Oddly, Christians continue to express concern about whether they will go to heaven.  They have read the book.  Intellectually they know the answers.  Paul told the Ephesians that they cannot earn salvation; it is a gift.  Yet still Christians worry.  We worry about whether we are doing enough.  Even if we aren't concerned about missing heaven, we still are worried that we are not making a sufficient effort for the kingdom. 

It may be that we just don't trust God's promises, but I will suggest that the primary reason for all this concern is that we really are living our lives with one foot in the kingdom of God and the other foot in Satan's world.  We have not dedicated our lives to Jesus.  We are spending most of our time here earning a living, increasing our standard of living and trying to keep up with the debt we have created.  Then we worry that we are not doing enough to further the kingdom of God.  Brothers and Sisters, if this is the case, it is time we got serious about being God's army on this earth.  He said we should deny ourselves and daily take up our figurative cross.   It is no wonder we feel guilty if we have not made an effort to live up to his standards.

7.  The Salvation of our Families and Others We Care About.
And we are worried about the salvation of our families.  People we care deeply about do not share our love for God or for his principles.  They may be loving, giving people but they do not give God the credit, nor do they depend on him for their sense of well being.  Maybe we made some mistakes when they were younger or when we first met them.
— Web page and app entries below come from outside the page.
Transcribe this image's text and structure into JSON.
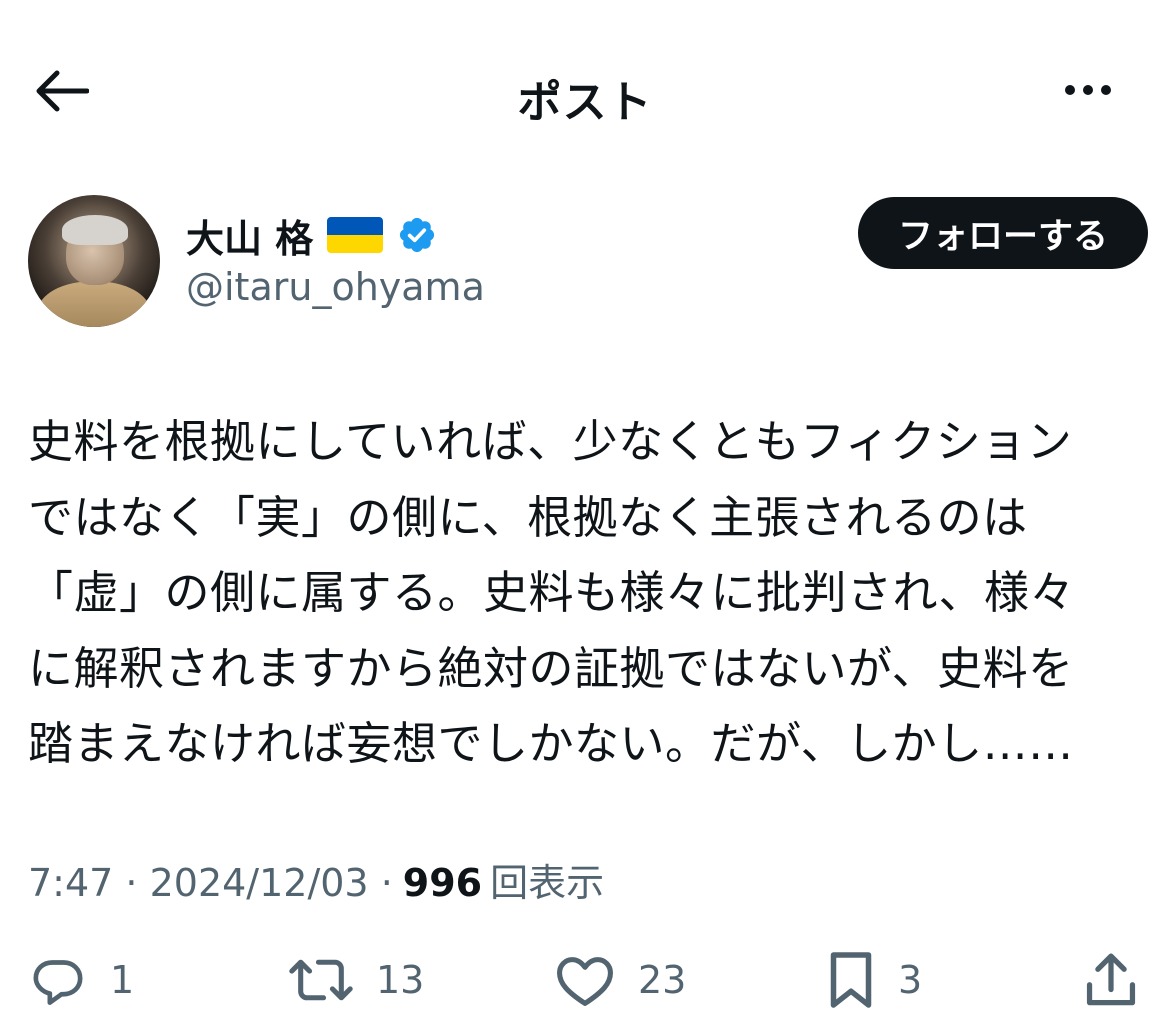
{
  "header": {
    "title": "ポスト"
  },
  "author": {
    "display_name": "大山 格",
    "handle": "@itaru_ohyama",
    "flag_colors": [
      "#0057b7",
      "#ffd700"
    ],
    "verified_color": "#1d9bf0",
    "follow_label": "フォローする"
  },
  "post": {
    "text": "史料を根拠にしていれば、少なくともフィクション\nではなく「実」の側に、根拠なく主張されるのは\n「虚」の側に属する。史料も様々に批判され、様々\nに解釈されますから絶対の証拠ではないが、史料を\n踏まえなければ妄想でしかない。だが、しかし……",
    "time": "7:47",
    "date": "2024/12/03",
    "views": "996",
    "views_label": "回表示"
  },
  "actions": {
    "replies": "1",
    "reposts": "13",
    "likes": "23",
    "bookmarks": "3"
  },
  "icons": [
    "back-arrow-icon",
    "more-icon",
    "flag-icon",
    "verified-icon",
    "reply-icon",
    "repost-icon",
    "like-icon",
    "bookmark-icon",
    "share-icon"
  ]
}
Or perhaps we are uncertain how much to say to them now.  Is there more we could be doing? 

God does require something of us in our relations with other people.  He wants us to love them and to teach them.  He wants us to tell them the good news.  But there our responsibility stops.  God has not asked us to make people obey him or to browbeat them into subission.  Even if we could do so (and likely we cannot), it would not be real.  It would not be in keeping with God's requirement for people to come to him and to follow him of their own free will. 

We are free to grieve over those who have chosen not to follow Jesus.  Jesus wept over the City of Jerusalem.  But, if we are gently teaching and are setting a good example, if we have made the truth clear, we are not to be worried that there is something else we shoud be doing.  The Holy Spirit of God has been charged with leading people to him[14] and we are not to take over his job.
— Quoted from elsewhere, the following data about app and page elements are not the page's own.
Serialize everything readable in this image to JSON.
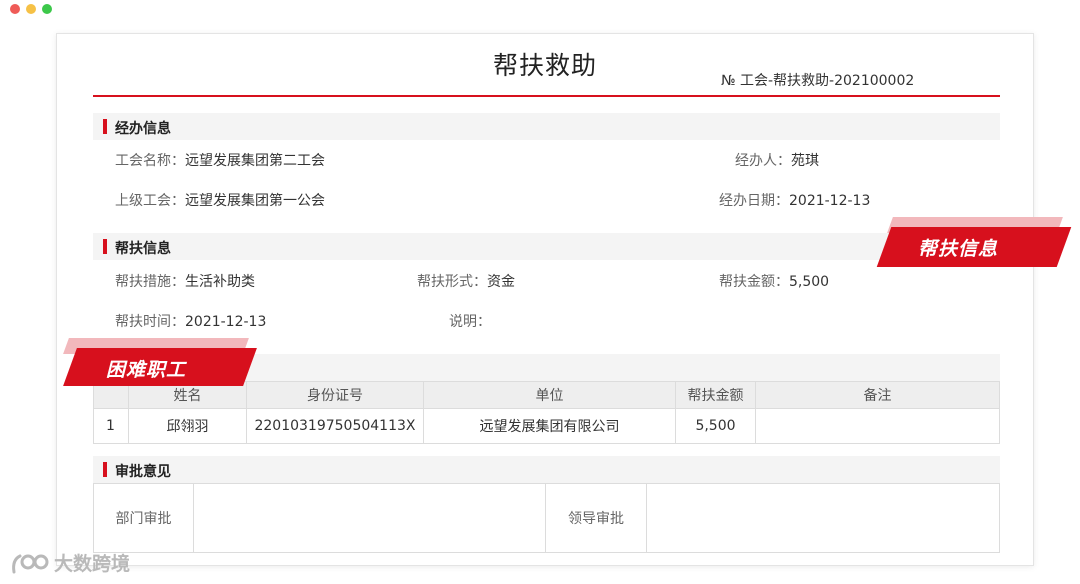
{
  "document": {
    "title": "帮扶救助",
    "number": "№  工会-帮扶救助-202100002"
  },
  "handling": {
    "heading": "经办信息",
    "union_name_label": "工会名称：",
    "union_name_value": "远望发展集团第二工会",
    "handler_label": "经办人：",
    "handler_value": "苑琪",
    "parent_union_label": "上级工会：",
    "parent_union_value": "远望发展集团第一公会",
    "date_label": "经办日期：",
    "date_value": "2021-12-13"
  },
  "assistance": {
    "heading": "帮扶信息",
    "measure_label": "帮扶措施：",
    "measure_value": "生活补助类",
    "form_label": "帮扶形式：",
    "form_value": "资金",
    "amount_label": "帮扶金额：",
    "amount_value": "5,500",
    "time_label": "帮扶时间：",
    "time_value": "2021-12-13",
    "note_label": "说明：",
    "note_value": ""
  },
  "workers_table": {
    "columns": [
      "",
      "姓名",
      "身份证号",
      "单位",
      "帮扶金额",
      "备注"
    ],
    "rows": [
      [
        "1",
        "邱翎羽",
        "22010319750504113X",
        "远望发展集团有限公司",
        "5,500",
        ""
      ]
    ]
  },
  "approval": {
    "heading": "审批意见",
    "dept_label": "部门审批",
    "dept_value": "",
    "leader_label": "领导审批",
    "leader_value": ""
  },
  "ribbons": {
    "assistance_info": "帮扶信息",
    "needy_workers": "困难职工"
  },
  "watermark": "大数跨境",
  "colors": {
    "accent": "#d7101d",
    "section_bg": "#f4f4f4"
  }
}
We hear often that the church is losing its kids.  That seems to be true, but I would point out another way to look at it.  The church that is losing its kids is the institutional church - the one you can see, the one that is measured by attendance.  I would question whether Jesus is losing so many of his followers.  I would guess that he never had them in the first place.  Yes they may have been faithful attenders, but I doubt that many of them ever truly gave their lives to Jesus.  My observation is that those young people who have been called by their local church to go outside the church building, to get into the streets, either here or in foreign countries, to tell good news and to help people who need help, keep doing that in the name of the Lord after they grow up.

[2] Romans 3:23
[3] Mark 4:13-14
[4] Exodus 23:9
[5] Psalm 146:9
[6] 1 Timothy 5:9-10
[7] Leviticus 19:9
[8] e.g,: Psalm 82:2-4;, Proverbs 31:8-9; Isaiah 1:17; Isaiah 25:3-5; Isaiah 58:5-7
[9] Matthew 5:39
[10] Matthew 5:44
[11] John 18;10-11
[12] Romans 13:1-7
[13] Mark 16:15-16
[14] Titus 3:5